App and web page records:
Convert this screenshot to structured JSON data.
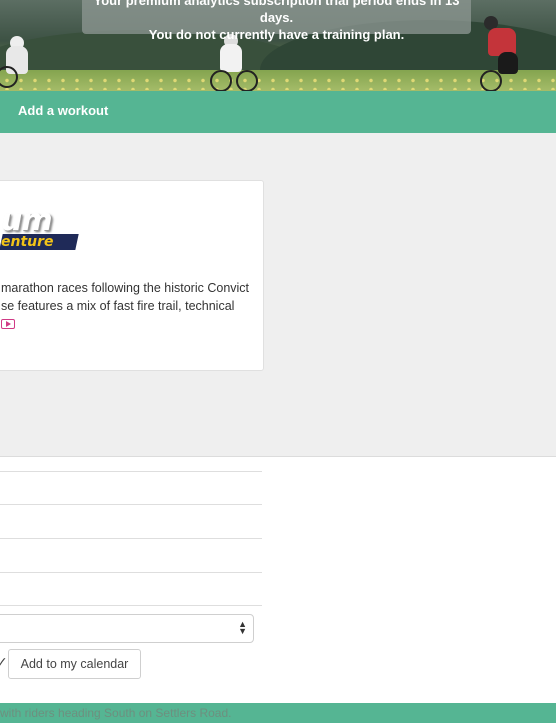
{
  "banner": {
    "notice_line1": "Your premium analytics subscription trial period ends in 13 days.",
    "notice_line2": "You do not currently have a training plan."
  },
  "nav": {
    "add_workout": "Add a workout"
  },
  "event_card": {
    "logo_top": "um",
    "logo_bottom": "enture",
    "desc_line1": "marathon races following the historic Convict",
    "desc_line2": "se features a mix of fast fire trail, technical",
    "video_icon": "video-play-icon",
    "video_color": "#d03a86"
  },
  "form": {
    "select_value": "",
    "check_mark": "✓",
    "add_calendar": "Add to my calendar"
  },
  "footer": {
    "caption": "with riders heading South on Settlers Road."
  },
  "colors": {
    "accent": "#55b593",
    "background_grey": "#efefef"
  }
}
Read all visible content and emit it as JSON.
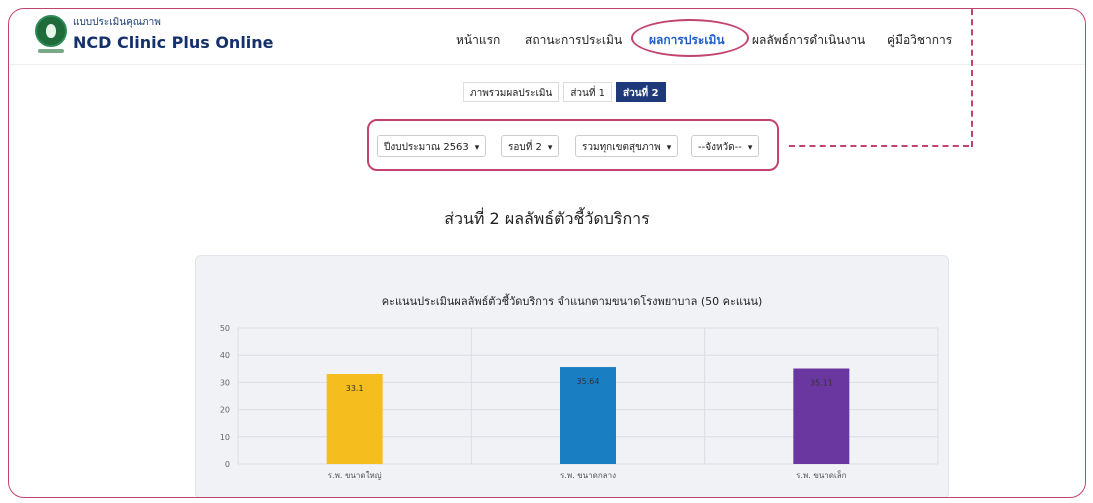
{
  "header": {
    "brand_small": "แบบประเมินคุณภาพ",
    "brand_name": "NCD Clinic Plus Online",
    "nav": [
      {
        "label": "หน้าแรก",
        "active": false
      },
      {
        "label": "สถานะการประเมิน",
        "active": false
      },
      {
        "label": "ผลการประเมิน",
        "active": true
      },
      {
        "label": "ผลลัพธ์การดำเนินงาน",
        "active": false
      },
      {
        "label": "คู่มือวิชาการ",
        "active": false
      }
    ]
  },
  "tabs": [
    {
      "label": "ภาพรวมผลประเมิน",
      "active": false
    },
    {
      "label": "ส่วนที่ 1",
      "active": false
    },
    {
      "label": "ส่วนที่ 2",
      "active": true
    }
  ],
  "filters": [
    {
      "value": "ปีงบประมาณ 2563"
    },
    {
      "value": "รอบที่ 2"
    },
    {
      "value": "รวมทุกเขตสุขภาพ"
    },
    {
      "value": "--จังหวัด--"
    }
  ],
  "page_title": "ส่วนที่ 2 ผลลัพธ์ตัวชี้วัดบริการ",
  "colors": {
    "accent": "#c2446e",
    "nav_active": "#1f61c9",
    "tab_active": "#1f3a7a"
  },
  "chart_data": {
    "type": "bar",
    "title": "คะแนนประเมินผลลัพธ์ตัวชี้วัดบริการ จำแนกตามขนาดโรงพยาบาล (50 คะแนน)",
    "categories": [
      "ร.พ. ขนาดใหญ่",
      "ร.พ. ขนาดกลาง",
      "ร.พ. ขนาดเล็ก"
    ],
    "values": [
      33.1,
      35.64,
      35.11
    ],
    "value_labels": [
      "33.1",
      "35.64",
      "35.11"
    ],
    "colors": [
      "#f6bd1e",
      "#1a7ec3",
      "#6a37a0"
    ],
    "yticks": [
      "50",
      "40",
      "30",
      "20",
      "10",
      "0"
    ],
    "ylim": [
      0,
      50
    ],
    "grid": true
  }
}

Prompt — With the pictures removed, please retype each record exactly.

Solved exercise —
Convert this screenshot to structured JSON data.
{
  "banner": {
    "notice_line1": "Your premium analytics subscription trial period ends in 13 days.",
    "notice_line2": "You do not currently have a training plan."
  },
  "nav": {
    "add_workout": "Add a workout"
  },
  "event_card": {
    "logo_top": "um",
    "logo_bottom": "enture",
    "desc_line1": "marathon races following the historic Convict",
    "desc_line2": "se features a mix of fast fire trail, technical",
    "video_icon": "video-play-icon",
    "video_color": "#d03a86"
  },
  "form": {
    "select_value": "",
    "check_mark": "✓",
    "add_calendar": "Add to my calendar"
  },
  "footer": {
    "caption": "with riders heading South on Settlers Road."
  },
  "colors": {
    "accent": "#55b593",
    "background_grey": "#efefef"
  }
}
Read all visible content and emit it as JSON.
{
  "header": {
    "brand_small": "แบบประเมินคุณภาพ",
    "brand_name": "NCD Clinic Plus Online",
    "nav": [
      {
        "label": "หน้าแรก",
        "active": false
      },
      {
        "label": "สถานะการประเมิน",
        "active": false
      },
      {
        "label": "ผลการประเมิน",
        "active": true
      },
      {
        "label": "ผลลัพธ์การดำเนินงาน",
        "active": false
      },
      {
        "label": "คู่มือวิชาการ",
        "active": false
      }
    ]
  },
  "tabs": [
    {
      "label": "ภาพรวมผลประเมิน",
      "active": false
    },
    {
      "label": "ส่วนที่ 1",
      "active": false
    },
    {
      "label": "ส่วนที่ 2",
      "active": true
    }
  ],
  "filters": [
    {
      "value": "ปีงบประมาณ 2563"
    },
    {
      "value": "รอบที่ 2"
    },
    {
      "value": "รวมทุกเขตสุขภาพ"
    },
    {
      "value": "--จังหวัด--"
    }
  ],
  "page_title": "ส่วนที่ 2 ผลลัพธ์ตัวชี้วัดบริการ",
  "colors": {
    "accent": "#c2446e",
    "nav_active": "#1f61c9",
    "tab_active": "#1f3a7a"
  },
  "chart_data": {
    "type": "bar",
    "title": "คะแนนประเมินผลลัพธ์ตัวชี้วัดบริการ จำแนกตามขนาดโรงพยาบาล (50 คะแนน)",
    "categories": [
      "ร.พ. ขนาดใหญ่",
      "ร.พ. ขนาดกลาง",
      "ร.พ. ขนาดเล็ก"
    ],
    "values": [
      33.1,
      35.64,
      35.11
    ],
    "value_labels": [
      "33.1",
      "35.64",
      "35.11"
    ],
    "colors": [
      "#f6bd1e",
      "#1a7ec3",
      "#6a37a0"
    ],
    "yticks": [
      "50",
      "40",
      "30",
      "20",
      "10",
      "0"
    ],
    "ylim": [
      0,
      50
    ],
    "grid": true
  }
}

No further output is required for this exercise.